Few home transformations are as captivating as the creation of an open concept living space. The allure of spaciousness, improved functionality, and seamless entertaining areas has led many homeowners to consider removing interior walls. However, before you try opening up sightlines, make sure to distinguish between load-bearing and non-load-bearing walls.
In this brief article brought to you by Construction Xperts, we offer some tips. Remember, when in doubt, always consult with professional home remodeling contractors for the safest and best results. If you are looking for a reputable home remodeling company, then call Construction Xperts to get started with a consultation.
Load-bearing walls are fundamental components of your home's structural integrity. They carry the weight of the upper floors and roof, distributing it down to the foundation. Removing or altering load-bearing walls without proper support can lead to severe structural damage!
So, how do you know whether a wall is loadbearing or not? Start by examining the original blueprints or building plans for your home. These documents often contain information about load-bearing walls.
Load-bearing walls typically run perpendicular to floor joists and are located centrally in the house to evenly distribute the weight. Load-bearing walls tend to be thicker than non-load-bearing walls, as they must support more weight. You can measure the thickness to discern any differences.
If you are unsure about the blueprints or need clarification, consider hiring a structural engineer or architect. They possess the expertise to identify load-bearing walls accurately.
Once you've determined which walls are loadbearing and which are not, you can proceed with wall removal. However, it’s important to note that even non-loadbearing walls require careful handling to avoid unnecessary damage.
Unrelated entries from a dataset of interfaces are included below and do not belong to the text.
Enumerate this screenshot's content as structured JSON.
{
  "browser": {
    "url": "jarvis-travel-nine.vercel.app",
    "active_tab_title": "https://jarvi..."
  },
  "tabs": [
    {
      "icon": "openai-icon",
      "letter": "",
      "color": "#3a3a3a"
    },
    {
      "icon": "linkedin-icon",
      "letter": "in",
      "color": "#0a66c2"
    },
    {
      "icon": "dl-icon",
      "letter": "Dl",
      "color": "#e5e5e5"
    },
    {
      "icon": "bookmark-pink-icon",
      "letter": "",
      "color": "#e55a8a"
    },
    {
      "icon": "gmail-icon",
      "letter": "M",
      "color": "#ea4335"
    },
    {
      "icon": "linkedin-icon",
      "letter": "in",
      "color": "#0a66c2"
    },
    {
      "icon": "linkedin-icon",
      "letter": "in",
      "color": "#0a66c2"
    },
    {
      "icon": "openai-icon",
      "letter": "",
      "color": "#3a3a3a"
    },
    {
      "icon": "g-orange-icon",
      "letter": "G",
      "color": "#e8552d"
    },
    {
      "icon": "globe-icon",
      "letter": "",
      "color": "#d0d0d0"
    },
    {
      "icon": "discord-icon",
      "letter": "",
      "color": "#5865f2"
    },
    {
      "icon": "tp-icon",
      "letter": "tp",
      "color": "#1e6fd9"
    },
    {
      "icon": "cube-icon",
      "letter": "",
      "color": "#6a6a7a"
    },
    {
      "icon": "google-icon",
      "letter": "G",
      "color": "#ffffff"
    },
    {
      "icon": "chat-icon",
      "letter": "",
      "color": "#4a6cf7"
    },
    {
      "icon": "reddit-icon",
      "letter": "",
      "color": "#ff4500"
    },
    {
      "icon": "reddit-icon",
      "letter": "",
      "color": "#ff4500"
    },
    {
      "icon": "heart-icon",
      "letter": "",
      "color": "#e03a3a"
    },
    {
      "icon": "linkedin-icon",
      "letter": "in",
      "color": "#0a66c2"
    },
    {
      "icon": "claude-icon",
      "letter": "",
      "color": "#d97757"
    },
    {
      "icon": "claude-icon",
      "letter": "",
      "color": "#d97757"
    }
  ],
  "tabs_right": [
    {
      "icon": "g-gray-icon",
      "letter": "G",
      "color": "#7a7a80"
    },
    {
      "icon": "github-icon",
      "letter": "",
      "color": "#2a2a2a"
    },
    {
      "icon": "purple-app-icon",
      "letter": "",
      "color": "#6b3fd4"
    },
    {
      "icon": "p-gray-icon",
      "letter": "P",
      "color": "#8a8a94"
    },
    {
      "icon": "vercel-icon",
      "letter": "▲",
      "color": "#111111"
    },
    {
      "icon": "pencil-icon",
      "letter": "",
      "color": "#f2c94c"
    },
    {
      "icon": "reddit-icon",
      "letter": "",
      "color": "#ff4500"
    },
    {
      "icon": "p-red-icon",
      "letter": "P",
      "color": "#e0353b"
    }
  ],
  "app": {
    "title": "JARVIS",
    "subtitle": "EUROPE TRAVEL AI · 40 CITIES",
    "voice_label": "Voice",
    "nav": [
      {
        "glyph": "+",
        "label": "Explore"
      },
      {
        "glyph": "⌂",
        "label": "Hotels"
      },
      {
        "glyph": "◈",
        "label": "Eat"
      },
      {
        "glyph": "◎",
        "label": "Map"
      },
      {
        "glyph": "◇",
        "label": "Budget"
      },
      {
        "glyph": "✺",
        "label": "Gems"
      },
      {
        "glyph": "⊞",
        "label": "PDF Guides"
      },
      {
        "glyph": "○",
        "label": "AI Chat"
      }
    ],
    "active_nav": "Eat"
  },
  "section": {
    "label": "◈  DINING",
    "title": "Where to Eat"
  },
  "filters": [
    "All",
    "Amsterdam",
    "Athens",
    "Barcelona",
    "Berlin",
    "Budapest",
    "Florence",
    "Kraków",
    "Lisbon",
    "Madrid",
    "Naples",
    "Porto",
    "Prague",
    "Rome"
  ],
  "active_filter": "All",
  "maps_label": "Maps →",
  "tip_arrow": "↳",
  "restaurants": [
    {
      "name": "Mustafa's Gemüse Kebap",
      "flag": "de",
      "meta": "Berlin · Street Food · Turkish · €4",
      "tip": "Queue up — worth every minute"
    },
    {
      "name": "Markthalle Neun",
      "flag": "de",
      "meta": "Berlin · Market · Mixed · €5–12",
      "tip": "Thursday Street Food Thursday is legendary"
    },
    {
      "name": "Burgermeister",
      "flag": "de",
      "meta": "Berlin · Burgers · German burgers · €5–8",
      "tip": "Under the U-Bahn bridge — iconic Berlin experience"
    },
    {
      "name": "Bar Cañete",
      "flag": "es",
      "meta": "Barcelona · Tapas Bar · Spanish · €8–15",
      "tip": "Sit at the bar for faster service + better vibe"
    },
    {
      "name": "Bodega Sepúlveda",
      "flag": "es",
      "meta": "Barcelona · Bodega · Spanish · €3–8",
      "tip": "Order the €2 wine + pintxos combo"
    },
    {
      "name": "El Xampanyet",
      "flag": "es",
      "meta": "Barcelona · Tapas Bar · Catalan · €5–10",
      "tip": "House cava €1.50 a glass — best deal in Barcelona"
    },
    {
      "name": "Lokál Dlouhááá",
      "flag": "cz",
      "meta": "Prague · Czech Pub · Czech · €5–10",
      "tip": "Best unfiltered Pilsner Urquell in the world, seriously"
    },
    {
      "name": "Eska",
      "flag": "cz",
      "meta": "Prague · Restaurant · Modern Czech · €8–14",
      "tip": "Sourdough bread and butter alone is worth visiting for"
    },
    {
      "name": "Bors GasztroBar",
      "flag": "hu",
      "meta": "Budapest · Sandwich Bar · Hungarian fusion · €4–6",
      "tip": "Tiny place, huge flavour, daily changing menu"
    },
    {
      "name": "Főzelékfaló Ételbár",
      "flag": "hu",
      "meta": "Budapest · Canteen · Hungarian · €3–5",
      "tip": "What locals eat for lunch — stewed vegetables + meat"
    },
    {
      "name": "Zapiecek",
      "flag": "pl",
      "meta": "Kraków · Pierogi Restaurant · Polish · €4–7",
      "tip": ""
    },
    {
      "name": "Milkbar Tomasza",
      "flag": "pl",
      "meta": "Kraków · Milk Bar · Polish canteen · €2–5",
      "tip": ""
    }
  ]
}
For load-bearing walls, consult a structural engineer or contractor to devise a temporary support system, such as beams and posts, to carry the load during removal. Wear appropriate safety gear, including goggles, gloves, and dust masks, to shield yourself from debris and potential hazards.
Before you begin, shut off electricity, gas, and water lines that run through or near the wall. Inspect the wall for hidden electrical or plumbing lines. If you encounter any, consult professionals for safe relocation or disconnection.
Use the right tools for the job, such as sledgehammers, reciprocating saws, and pry bars. Exercise caution to avoid damaging nearby structures. Use controlled force when swinging the sledgehammer. Aiming for the center of the wall studs is generally a good practice. This helps break down the wall systematically without causing excessive damage to surrounding areas.
Dispose of debris responsibly, and consider renting a dumpster if necessary. After wall removal, patch and finish the remaining surfaces, including ceilings and floors, to create a seamless transition.
Remember that while some wall removal projects can be DIY-friendly, others, especially those involving load-bearing walls or complex structural changes, should always be overseen by professionals. When in doubt, consult with experienced contractors or structural engineers to ensure the safety and success of your remodeling project. Residents in the area can call Construction Xperts to schedule a consultation today.